Oh look . . . a chicken!

March 30, 2009

by Jen Bakken

There are T-shirts everywhere with funny sayings on them, some favorites that come to my mind are:

“Out of my mind; back in five minutes.”

“Ever stop to think and forget to start again?”

“Procrastinate now!”

“That’s it! I’m calling grandma!” (on a child.)

“No sense in being pessimistic; it won’t work anyway.”

“I don’t suffer from insanity; I enjoy every minute of it.”

“You’re just jealous because the voices don’t talk to you.”

“It seemed like a good idea at the time.” (My son has this one, and it fits him perfectly.)

“Always remember you’re unique; just like everyone else.”
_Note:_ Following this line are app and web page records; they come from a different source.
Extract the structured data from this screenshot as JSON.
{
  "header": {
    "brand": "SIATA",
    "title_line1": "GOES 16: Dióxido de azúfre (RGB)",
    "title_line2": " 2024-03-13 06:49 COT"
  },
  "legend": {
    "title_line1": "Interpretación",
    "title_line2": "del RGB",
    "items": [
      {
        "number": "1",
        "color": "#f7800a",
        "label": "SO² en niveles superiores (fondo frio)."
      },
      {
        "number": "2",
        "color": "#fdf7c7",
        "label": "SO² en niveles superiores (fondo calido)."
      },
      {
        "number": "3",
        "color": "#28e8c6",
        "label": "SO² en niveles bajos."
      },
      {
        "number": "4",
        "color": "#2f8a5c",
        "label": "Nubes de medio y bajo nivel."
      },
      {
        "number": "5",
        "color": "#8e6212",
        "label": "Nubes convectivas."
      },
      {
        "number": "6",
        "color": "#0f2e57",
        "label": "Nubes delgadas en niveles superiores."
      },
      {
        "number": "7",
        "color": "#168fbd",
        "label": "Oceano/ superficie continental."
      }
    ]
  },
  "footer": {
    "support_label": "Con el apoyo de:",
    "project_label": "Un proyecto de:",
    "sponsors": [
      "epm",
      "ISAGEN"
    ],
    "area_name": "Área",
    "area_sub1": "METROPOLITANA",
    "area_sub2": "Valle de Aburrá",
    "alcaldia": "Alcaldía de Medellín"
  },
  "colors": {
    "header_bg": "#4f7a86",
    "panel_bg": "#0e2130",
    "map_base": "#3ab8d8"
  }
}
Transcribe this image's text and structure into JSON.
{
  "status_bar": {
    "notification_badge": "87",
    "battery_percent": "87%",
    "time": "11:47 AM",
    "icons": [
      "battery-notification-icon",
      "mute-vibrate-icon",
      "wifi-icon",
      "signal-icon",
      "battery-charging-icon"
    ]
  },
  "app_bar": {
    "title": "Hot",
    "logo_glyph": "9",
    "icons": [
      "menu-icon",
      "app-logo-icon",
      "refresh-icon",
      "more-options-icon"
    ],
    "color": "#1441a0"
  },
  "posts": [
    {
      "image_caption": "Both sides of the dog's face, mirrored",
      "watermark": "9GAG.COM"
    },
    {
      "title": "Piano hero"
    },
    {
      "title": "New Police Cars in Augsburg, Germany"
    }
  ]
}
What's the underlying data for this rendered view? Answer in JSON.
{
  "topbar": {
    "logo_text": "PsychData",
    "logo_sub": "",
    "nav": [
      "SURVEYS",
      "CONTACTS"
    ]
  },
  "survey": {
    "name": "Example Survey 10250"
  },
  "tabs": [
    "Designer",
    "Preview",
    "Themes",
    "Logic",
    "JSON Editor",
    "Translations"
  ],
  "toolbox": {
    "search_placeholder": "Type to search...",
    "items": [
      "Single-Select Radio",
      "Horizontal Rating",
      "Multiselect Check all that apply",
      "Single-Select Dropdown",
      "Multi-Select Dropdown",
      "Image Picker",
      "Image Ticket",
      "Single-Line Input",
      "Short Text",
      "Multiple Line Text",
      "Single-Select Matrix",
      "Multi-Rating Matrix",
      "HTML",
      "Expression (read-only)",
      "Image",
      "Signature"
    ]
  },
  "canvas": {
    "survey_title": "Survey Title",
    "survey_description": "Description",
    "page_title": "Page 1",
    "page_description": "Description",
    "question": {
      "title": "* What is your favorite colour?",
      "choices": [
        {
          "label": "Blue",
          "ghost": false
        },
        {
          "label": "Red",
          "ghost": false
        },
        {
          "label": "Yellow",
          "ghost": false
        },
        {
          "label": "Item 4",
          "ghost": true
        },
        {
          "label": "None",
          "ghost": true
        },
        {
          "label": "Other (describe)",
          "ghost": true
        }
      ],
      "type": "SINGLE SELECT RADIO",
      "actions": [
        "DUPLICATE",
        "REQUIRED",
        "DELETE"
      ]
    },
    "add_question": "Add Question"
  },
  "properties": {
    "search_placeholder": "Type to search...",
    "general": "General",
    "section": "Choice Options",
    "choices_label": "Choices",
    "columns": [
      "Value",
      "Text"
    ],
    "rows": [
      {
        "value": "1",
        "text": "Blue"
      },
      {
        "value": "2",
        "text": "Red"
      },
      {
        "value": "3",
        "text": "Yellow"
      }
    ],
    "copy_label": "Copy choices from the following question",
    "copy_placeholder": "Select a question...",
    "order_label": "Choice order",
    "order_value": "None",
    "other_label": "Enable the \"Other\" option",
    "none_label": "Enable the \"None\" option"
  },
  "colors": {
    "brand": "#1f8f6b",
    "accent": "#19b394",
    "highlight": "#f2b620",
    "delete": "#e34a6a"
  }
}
But my favorite, by far, is one that says, “Oh, look, a chicken!” Having children with Attention Deficit Disorder, (ADD), this saying isn’t just humorous – it’s reality.

They can be talking about something that happened in school and anything can cause them to lose their train of thought. I can’t count how many of our conversations have ended like this:

Mom – “So how was school today, what did you do?”

Child – “It was OK, in science we did this really cool experiment. We had partners and . . . ”

Mom – “And?”

Child – “Huh? Oh, hey, mom, did you know that in the Wizard of Oz Dorothy’s last name is Gail?”

Mom – “What?“

Child – “Yeah, they show her last name on the mailbox in the movie.”

Mom – “I did not know that, what made you think of that?”

Child – “Well, I just saw someone walking a dog outside and it made me think of Toto in the Wizard of Oz, then I saw the mail on the kitchen counter, then and it made me think of seeing Dorothy’s last name on the mailbox.”

Mom – “OK, so what kind of project did you do in science today?”

Child – “Huh? Oh I don’t remember.”

Homework presents quite a challenge in our household. Working on a writing assignment one time, my son was supposed to find mistakes in a sentence and then write it correctly.

When I looked at his paper, he had written the number “45.”

“That’s not a sentence,” I told him. “It’s not even words, it’s numbers, why did you write that?”

Apparently having the TV on in the background was too much of a distraction to him. He was listening to a commercial for the TV station channel 45.

I should admit that I am guilty of things like this too. One day while baking cookies, I noticed how messy my kitchen cupboards were and started organizing them.

While I took items off the shelves, I set them on the counter tops to sort, and I found out I was out of some “necessities.” When I arrived at Coborn’s grocery store, I realized I had forgotten my list and couldn’t remember what my “necessities” were.

Of course I had no trouble filling up my grocery cart and when I began to put my purchases away, at home, I thought I smelled something burning.

“Oh no! The cookies!” I exclaimed as I opened the oven to find round black rocks stuck to the baking sheet.

Let’s just say, my multi-tasking abilities are actually pretty good but only if I don’t get distracted.

In my family these have become known as “Oh, look, a chicken” moments. Though my dad has never formally been diagnosed with the disorder, he admits he must have adult ADD. (And no one in the family disagrees or tries to argue this point with him.)

A conversation with him can go in seemingly a million different directions. I can call him to tell him something about the kids and the next thing I know we are talking about the Beatles or some strange bird he saw in his Dassel backyard.

Honestly, there have been times that I have hung up the phone after talking to him and been unable to remember why I called in the first place.

I suppose it’s safe to say, in our case – following in someone’s footsteps has been unavoidable. At any given time you may hear my dad, my children or myself say, randomly and out of nowhere, “Oh look . . . a chicken!”